“Everything is timing,” Mr. Jewison commented.
“When the Toronto film festival started, the one smart thing they did was say: ‘September. We’re going to have our festival in September.’ And why they did that was because the major distributors of film throughout the world — MGM, Paramount, 20th Century Fox, Columbia Pictures, all these distributors and all the European distributors worldwide — made the most important films in the fall….Cannes, unfortunately, is in the spring — disastrous choice of timing.”
Still, Toronto’s heavyweight slate does include notable gaps — veteran director CLINT EASTWOOD chose to skip Toronto as he readies his LEONARDO DICAPRIO vehicle J. EDGAR for theatrical release, while favourite son JASON REITMAN is bypassing the fest as he readies the CHARLIZE THERON dramedy YOUNG ADULT.
PIERS HANDLING said each film has its own marketing plan.
“Paramount and Jason decided that this film was not going to go to festivals. They made that decision. We’re totally respectful of that decision. We fought tooth and nail for every single film that’s out there that’s not in this festival and they decided to go ahead with a different release strategy.”
He noted that while not every film is suited to the Toronto festival, neither is the festival suited to every film.
“There’s a huge financial investment at play here and some people just decide that it’s best to go (straight) into release day. They don’t want to build up the press twice — come to Toronto, do the big press hit, pay for everyone to come up and then maybe two months later try and regenerate that activity when their film actually goes into the marketplace. For other films, of course, they have no hesitation doing that – The King’s Speech being one of those examples.”
A film without great commercial expectations stands to benefit most from Toronto’s buzz laden fest, while big films with heavyweight backers can more easily skip the festival, he explained.
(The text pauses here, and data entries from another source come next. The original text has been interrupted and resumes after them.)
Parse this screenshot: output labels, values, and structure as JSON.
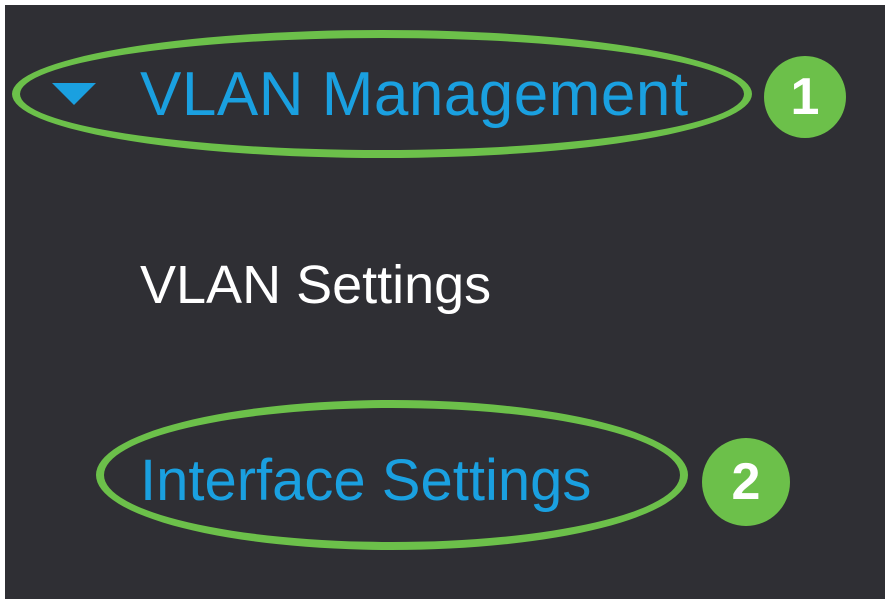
{
  "menu": {
    "vlan_management": {
      "label": "VLAN Management",
      "expanded": true,
      "caret_icon": "caret-down-icon",
      "step_badge": "1"
    },
    "children": [
      {
        "label": "VLAN Settings"
      },
      {
        "label": "Interface Settings",
        "step_badge": "2"
      }
    ]
  },
  "colors": {
    "background": "#2f2f34",
    "link_blue": "#1aa0e0",
    "text_white": "#ffffff",
    "highlight_green": "#6cc04a"
  }
}
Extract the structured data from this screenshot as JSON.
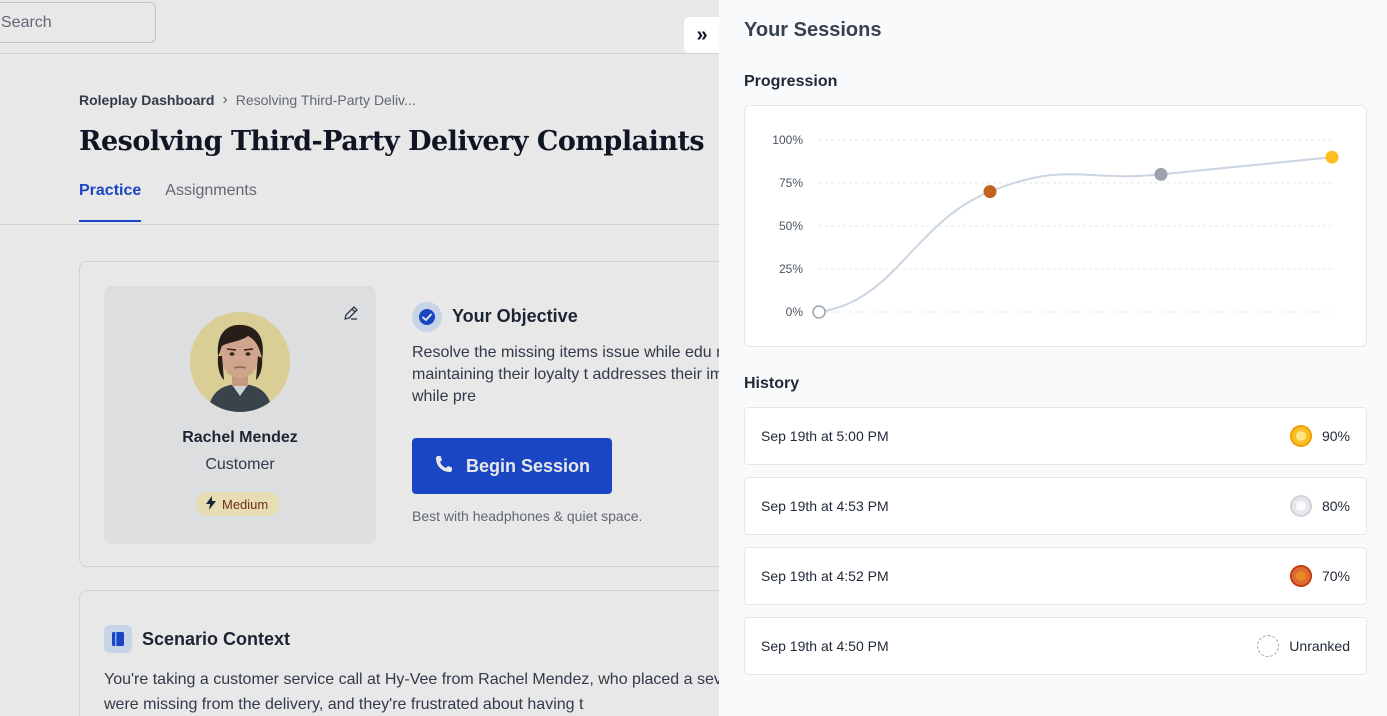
{
  "search": {
    "placeholder": "Search"
  },
  "breadcrumb": {
    "root": "Roleplay Dashboard",
    "separator": "›",
    "current": "Resolving Third-Party Deliv..."
  },
  "page_title": "Resolving Third-Party Delivery Complaints",
  "tabs": [
    {
      "label": "Practice",
      "active": true
    },
    {
      "label": "Assignments",
      "active": false
    }
  ],
  "persona": {
    "name": "Rachel Mendez",
    "role": "Customer",
    "difficulty": "Medium"
  },
  "objective": {
    "title": "Your Objective",
    "text": "Resolve the missing items issue while edu relationship and maintaining their loyalty t addresses their immediate need while pre"
  },
  "begin_session": {
    "label": "Begin Session",
    "hint": "Best with headphones & quiet space."
  },
  "scenario": {
    "title": "Scenario Context",
    "text": "You're taking a customer service call at Hy-Vee from Rachel Mendez, who placed a several items were missing from the delivery, and they're frustrated about having t"
  },
  "collapse_button": "»",
  "panel": {
    "title": "Your Sessions",
    "progression_label": "Progression",
    "history_label": "History",
    "history": [
      {
        "date": "Sep 19th at 5:00 PM",
        "score": "90%",
        "medal": "gold"
      },
      {
        "date": "Sep 19th at 4:53 PM",
        "score": "80%",
        "medal": "silver"
      },
      {
        "date": "Sep 19th at 4:52 PM",
        "score": "70%",
        "medal": "bronze"
      },
      {
        "date": "Sep 19th at 4:50 PM",
        "score": "Unranked",
        "medal": "unranked"
      }
    ]
  },
  "chart_data": {
    "type": "line",
    "title": "",
    "xlabel": "",
    "ylabel": "",
    "ylim": [
      0,
      100
    ],
    "y_ticks": [
      "0%",
      "25%",
      "50%",
      "75%",
      "100%"
    ],
    "grid": true,
    "series": [
      {
        "values": [
          0,
          70,
          80,
          90
        ],
        "point_colors": [
          "#ffffff",
          "#c2621f",
          "#9ca3af",
          "#fbbf24"
        ]
      }
    ],
    "line_color": "#cbd5e1"
  }
}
“Clint Eastwood is a director who’s very, very well known. He’s extremely particular. He goes to festivals with some of his films, he doesn’t go to festivals with others of his films. Martin Scorsese is another one of those directors. It really is filmmaker by filmmaker — it depends on the time of their career, whether they are early in their career, late in their career, whether they are established….You have to almost restart and every single year is a new festival, a new series of relationships.”
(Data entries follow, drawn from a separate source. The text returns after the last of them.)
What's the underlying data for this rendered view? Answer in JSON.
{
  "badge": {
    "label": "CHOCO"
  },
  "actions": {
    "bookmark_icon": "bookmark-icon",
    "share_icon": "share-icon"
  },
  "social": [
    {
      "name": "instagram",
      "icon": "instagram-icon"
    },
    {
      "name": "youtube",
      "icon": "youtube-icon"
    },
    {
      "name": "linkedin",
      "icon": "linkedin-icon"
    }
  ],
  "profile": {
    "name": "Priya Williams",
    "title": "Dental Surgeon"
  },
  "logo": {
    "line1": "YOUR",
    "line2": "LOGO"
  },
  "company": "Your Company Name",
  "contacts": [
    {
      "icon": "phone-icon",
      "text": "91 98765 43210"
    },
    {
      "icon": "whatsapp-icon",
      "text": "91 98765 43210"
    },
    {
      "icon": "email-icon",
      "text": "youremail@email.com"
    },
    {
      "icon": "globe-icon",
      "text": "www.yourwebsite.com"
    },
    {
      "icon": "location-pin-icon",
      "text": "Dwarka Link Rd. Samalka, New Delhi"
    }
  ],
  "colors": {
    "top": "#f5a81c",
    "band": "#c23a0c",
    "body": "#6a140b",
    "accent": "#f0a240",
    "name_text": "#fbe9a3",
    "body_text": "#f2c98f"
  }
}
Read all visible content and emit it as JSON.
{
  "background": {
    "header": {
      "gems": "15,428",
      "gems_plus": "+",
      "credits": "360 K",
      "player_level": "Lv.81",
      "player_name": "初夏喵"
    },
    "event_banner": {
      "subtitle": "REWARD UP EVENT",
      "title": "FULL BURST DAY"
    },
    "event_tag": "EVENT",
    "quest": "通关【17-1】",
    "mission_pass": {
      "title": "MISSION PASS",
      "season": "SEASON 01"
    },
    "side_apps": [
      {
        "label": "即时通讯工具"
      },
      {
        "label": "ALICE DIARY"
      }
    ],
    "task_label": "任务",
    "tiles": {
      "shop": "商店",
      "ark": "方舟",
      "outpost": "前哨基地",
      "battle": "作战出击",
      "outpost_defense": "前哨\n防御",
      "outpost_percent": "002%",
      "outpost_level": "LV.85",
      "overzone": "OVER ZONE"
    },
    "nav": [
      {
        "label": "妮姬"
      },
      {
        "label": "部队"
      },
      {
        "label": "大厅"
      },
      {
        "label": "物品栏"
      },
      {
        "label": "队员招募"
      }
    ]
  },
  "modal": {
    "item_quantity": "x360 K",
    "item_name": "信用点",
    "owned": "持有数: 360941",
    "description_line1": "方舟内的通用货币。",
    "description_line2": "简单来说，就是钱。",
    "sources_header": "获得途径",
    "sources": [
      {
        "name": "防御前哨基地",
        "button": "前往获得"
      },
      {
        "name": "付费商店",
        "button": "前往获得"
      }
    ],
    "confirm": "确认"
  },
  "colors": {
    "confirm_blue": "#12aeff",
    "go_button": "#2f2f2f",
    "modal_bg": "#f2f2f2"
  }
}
New for the festival this year is the selection of a documentary to open the 11 day showcase.
DAVIS GUGGENHEIM’S FROM THE SKY DOWN examines U2’S musical reinvention with 1991’s ACHTUNG BABY and is said to feature intimate interviews, archival footage and live performances.
With members of the band expected to walk the red carpet Thursday, festival organizers promise a raucous opening night gala that will set an exuberant tone for the fest.
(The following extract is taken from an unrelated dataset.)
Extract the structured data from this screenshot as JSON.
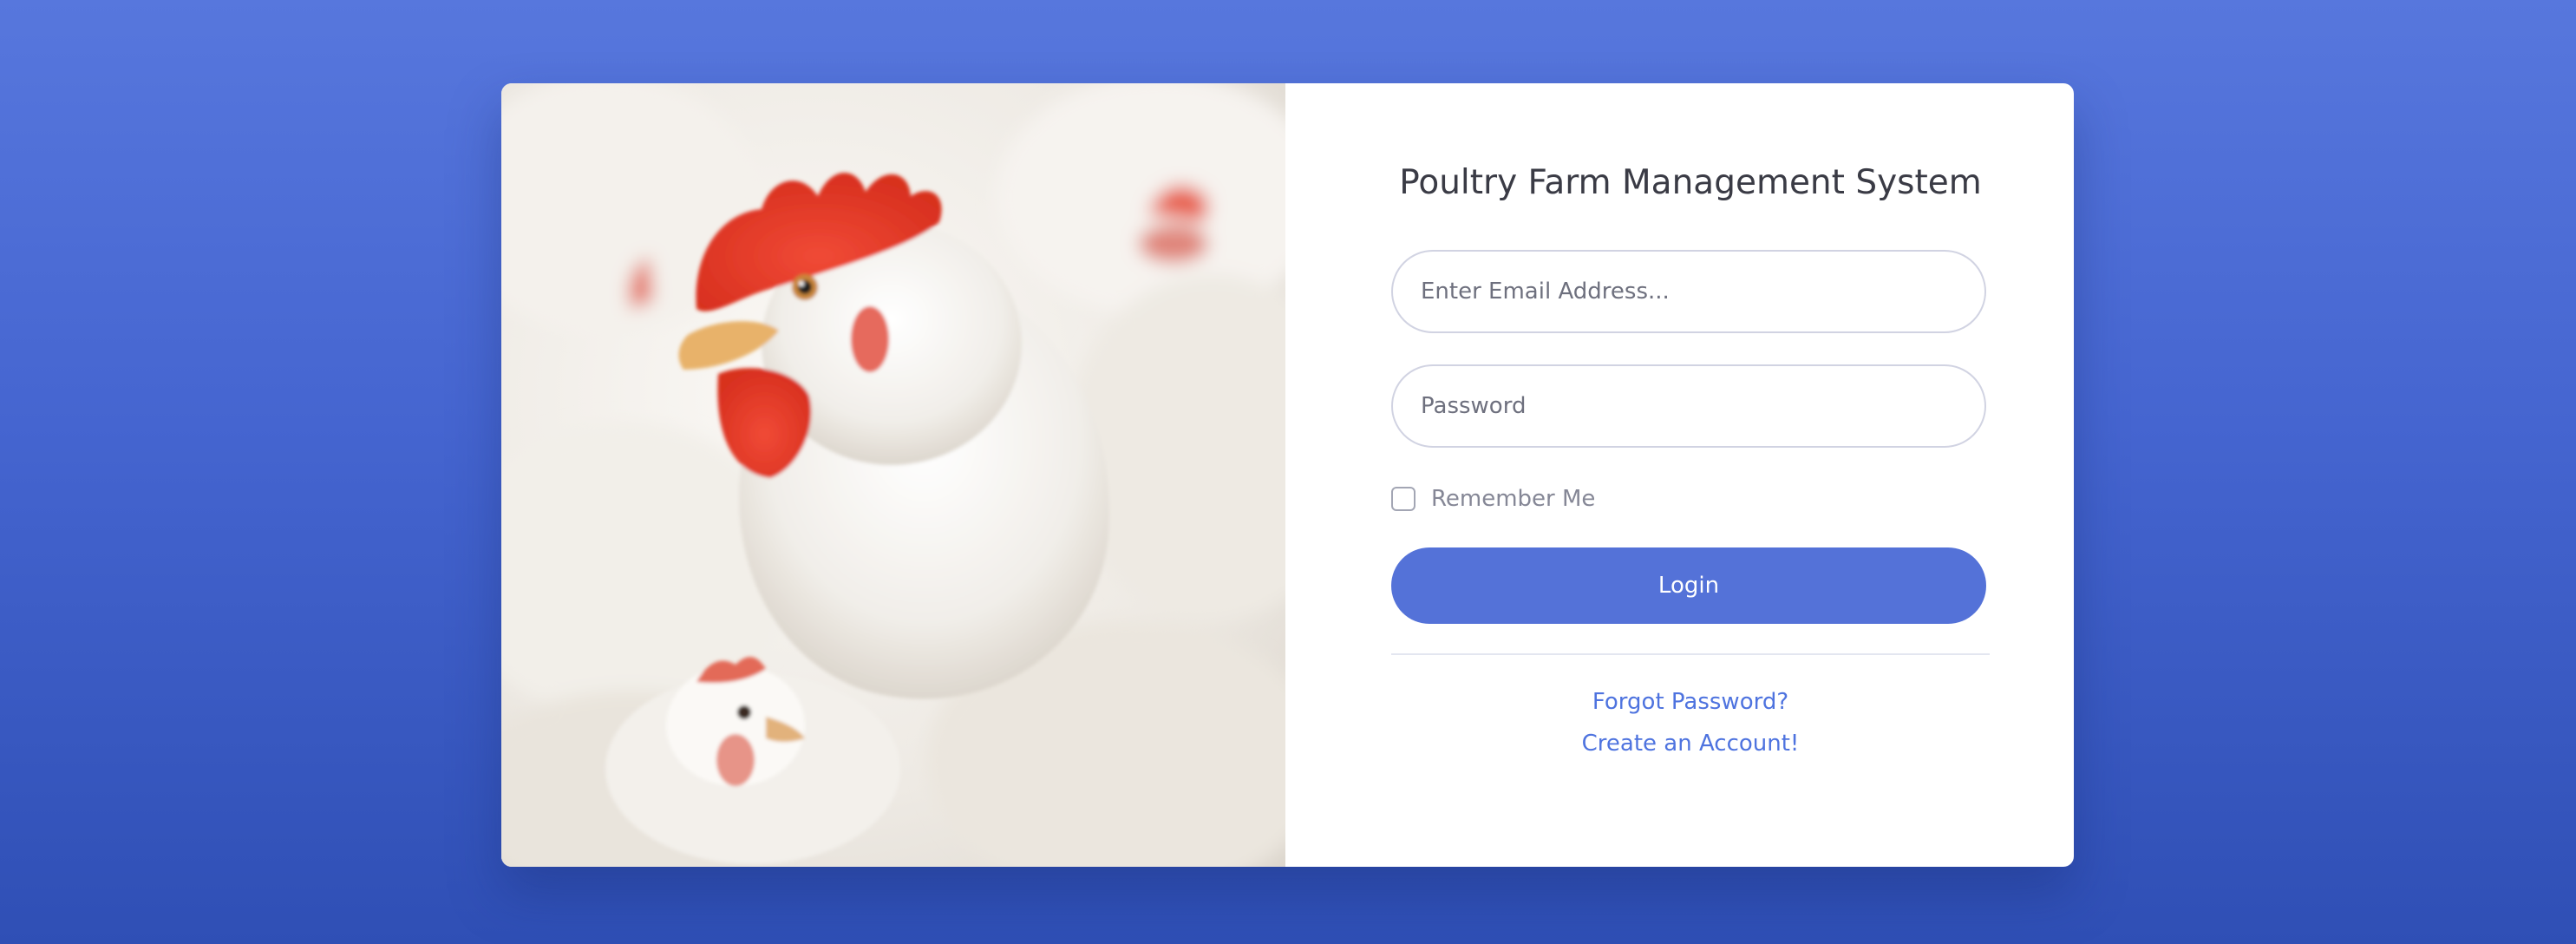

Other music related films feature music gods PEARL JAM (in CAMERON CROWE’S PEARL JAM TWENTY), NEIL YOUNG (in JONATHAN DEMME’S NEIL YOUNG JOURNEYS) and PAUL McCARTNEY (in AL MAYSLES’ THE LOVE WE MAKE).
“I just hope none of these rock stars trash our red carpet,” joked CAMERON BAILEY.
“Last year, of course, we had Bruce Springsteen in town for the festival and I think this year we’re lucky enough to have these incredible musicians….It’s a natural relationship, I think, between movies and music and it’s great that we have them both going on this year.”
This year’s marathon will also establish film festivities more firmly in the festival’s new home, the TIFF BELL LIGHTBOX. The gleaming facility features state of the art soft seat theatres, high end eateries and window lined conference space.
CAMERON BAILEY predicted the new venue would bring the film community closer together, since events will be more tightly clustered in a denser section of downtown.
“You’re going to have people bumping into each other, rubbing shoulders a little bit more as filmmakers are rushing to their screenings in this neighbourhood and audiences are rushing to catch the next movie.”
“I’m hoping that it’ll feel more like kind of a block party – all 11 days long.”
The fest concludes on SEPTEMBER 18 with DAVID HARE’S spy thriller PAGE 8.